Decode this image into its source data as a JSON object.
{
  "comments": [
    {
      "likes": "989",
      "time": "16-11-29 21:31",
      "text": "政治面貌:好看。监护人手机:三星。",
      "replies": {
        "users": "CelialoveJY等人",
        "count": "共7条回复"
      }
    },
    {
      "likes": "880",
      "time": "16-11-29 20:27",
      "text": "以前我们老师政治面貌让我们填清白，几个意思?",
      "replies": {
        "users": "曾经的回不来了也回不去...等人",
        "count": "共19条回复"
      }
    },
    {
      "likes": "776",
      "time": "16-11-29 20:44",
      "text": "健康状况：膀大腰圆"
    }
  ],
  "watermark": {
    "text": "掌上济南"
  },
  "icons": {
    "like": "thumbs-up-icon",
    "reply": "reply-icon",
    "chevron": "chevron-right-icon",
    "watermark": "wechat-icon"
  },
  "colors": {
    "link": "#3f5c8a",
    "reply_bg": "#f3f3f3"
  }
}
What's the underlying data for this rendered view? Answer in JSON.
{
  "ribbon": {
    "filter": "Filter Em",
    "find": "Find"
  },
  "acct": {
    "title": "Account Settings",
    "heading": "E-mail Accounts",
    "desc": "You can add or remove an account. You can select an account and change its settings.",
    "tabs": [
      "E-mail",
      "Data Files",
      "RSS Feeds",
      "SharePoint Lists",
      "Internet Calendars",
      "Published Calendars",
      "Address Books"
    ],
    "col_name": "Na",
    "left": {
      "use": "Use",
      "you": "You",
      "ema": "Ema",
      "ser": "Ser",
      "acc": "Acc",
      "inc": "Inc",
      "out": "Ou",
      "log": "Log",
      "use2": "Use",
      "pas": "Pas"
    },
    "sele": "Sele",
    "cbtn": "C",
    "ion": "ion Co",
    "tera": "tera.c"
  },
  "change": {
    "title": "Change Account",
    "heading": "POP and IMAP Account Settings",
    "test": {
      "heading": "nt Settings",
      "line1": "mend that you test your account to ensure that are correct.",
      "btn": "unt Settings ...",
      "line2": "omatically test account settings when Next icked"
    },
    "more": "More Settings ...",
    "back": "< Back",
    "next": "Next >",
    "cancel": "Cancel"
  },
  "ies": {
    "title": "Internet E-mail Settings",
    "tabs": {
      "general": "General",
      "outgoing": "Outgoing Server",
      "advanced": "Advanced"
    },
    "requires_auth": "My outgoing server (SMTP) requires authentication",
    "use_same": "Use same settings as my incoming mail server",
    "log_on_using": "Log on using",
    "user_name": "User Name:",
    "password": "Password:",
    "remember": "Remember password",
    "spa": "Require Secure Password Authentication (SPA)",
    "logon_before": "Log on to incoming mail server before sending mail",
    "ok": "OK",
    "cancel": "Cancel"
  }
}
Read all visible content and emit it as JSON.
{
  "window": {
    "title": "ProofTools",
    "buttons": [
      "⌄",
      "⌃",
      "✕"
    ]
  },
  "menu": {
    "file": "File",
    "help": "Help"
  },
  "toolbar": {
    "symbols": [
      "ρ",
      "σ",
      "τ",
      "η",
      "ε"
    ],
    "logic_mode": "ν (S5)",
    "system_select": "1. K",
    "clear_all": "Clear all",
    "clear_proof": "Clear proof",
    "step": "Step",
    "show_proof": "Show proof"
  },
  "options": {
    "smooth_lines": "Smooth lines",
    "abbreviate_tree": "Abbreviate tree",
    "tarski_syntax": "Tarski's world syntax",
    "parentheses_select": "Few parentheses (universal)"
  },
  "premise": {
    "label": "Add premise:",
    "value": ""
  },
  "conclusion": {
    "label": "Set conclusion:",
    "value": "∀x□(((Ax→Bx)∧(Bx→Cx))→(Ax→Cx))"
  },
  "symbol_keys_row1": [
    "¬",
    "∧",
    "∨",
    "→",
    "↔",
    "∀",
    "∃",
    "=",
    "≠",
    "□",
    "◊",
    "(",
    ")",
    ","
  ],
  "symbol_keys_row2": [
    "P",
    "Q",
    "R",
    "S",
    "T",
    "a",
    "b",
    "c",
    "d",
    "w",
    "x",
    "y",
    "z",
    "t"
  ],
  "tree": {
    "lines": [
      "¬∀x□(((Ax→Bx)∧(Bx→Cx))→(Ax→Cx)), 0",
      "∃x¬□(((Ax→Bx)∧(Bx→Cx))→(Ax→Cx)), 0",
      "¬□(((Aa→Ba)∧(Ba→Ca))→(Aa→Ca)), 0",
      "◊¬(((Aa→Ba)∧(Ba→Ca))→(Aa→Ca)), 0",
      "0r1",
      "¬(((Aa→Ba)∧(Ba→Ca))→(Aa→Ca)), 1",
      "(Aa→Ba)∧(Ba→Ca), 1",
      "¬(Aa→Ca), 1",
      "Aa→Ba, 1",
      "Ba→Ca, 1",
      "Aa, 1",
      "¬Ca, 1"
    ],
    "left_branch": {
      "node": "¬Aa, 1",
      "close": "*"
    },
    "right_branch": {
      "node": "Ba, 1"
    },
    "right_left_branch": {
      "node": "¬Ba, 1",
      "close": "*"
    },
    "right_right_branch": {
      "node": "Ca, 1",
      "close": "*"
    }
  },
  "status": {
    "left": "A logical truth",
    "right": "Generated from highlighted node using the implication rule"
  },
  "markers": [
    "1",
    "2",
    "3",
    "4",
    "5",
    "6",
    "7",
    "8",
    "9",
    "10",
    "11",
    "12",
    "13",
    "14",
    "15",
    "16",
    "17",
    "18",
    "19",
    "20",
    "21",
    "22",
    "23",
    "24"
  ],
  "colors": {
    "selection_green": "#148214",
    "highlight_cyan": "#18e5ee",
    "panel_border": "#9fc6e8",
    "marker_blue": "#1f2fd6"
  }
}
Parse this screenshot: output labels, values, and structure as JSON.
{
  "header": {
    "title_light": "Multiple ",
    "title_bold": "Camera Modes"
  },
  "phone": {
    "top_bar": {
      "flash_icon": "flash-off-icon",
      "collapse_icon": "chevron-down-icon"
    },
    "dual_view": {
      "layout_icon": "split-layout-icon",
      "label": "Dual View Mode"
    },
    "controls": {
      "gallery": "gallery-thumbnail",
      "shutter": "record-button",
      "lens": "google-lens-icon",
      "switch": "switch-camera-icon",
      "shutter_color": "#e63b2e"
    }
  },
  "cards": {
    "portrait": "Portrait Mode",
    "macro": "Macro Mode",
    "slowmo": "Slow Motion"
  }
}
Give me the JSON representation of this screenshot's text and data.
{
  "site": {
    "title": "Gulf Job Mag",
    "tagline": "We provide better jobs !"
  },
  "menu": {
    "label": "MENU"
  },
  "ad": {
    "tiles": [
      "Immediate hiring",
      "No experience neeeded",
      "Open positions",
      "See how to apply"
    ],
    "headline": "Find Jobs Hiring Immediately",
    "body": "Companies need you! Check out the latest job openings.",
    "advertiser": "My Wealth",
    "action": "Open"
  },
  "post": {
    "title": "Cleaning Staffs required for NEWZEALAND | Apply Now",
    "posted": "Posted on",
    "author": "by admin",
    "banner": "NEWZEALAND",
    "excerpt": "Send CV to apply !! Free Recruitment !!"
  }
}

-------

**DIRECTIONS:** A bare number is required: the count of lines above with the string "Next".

**OUTPUT BELOW:** 2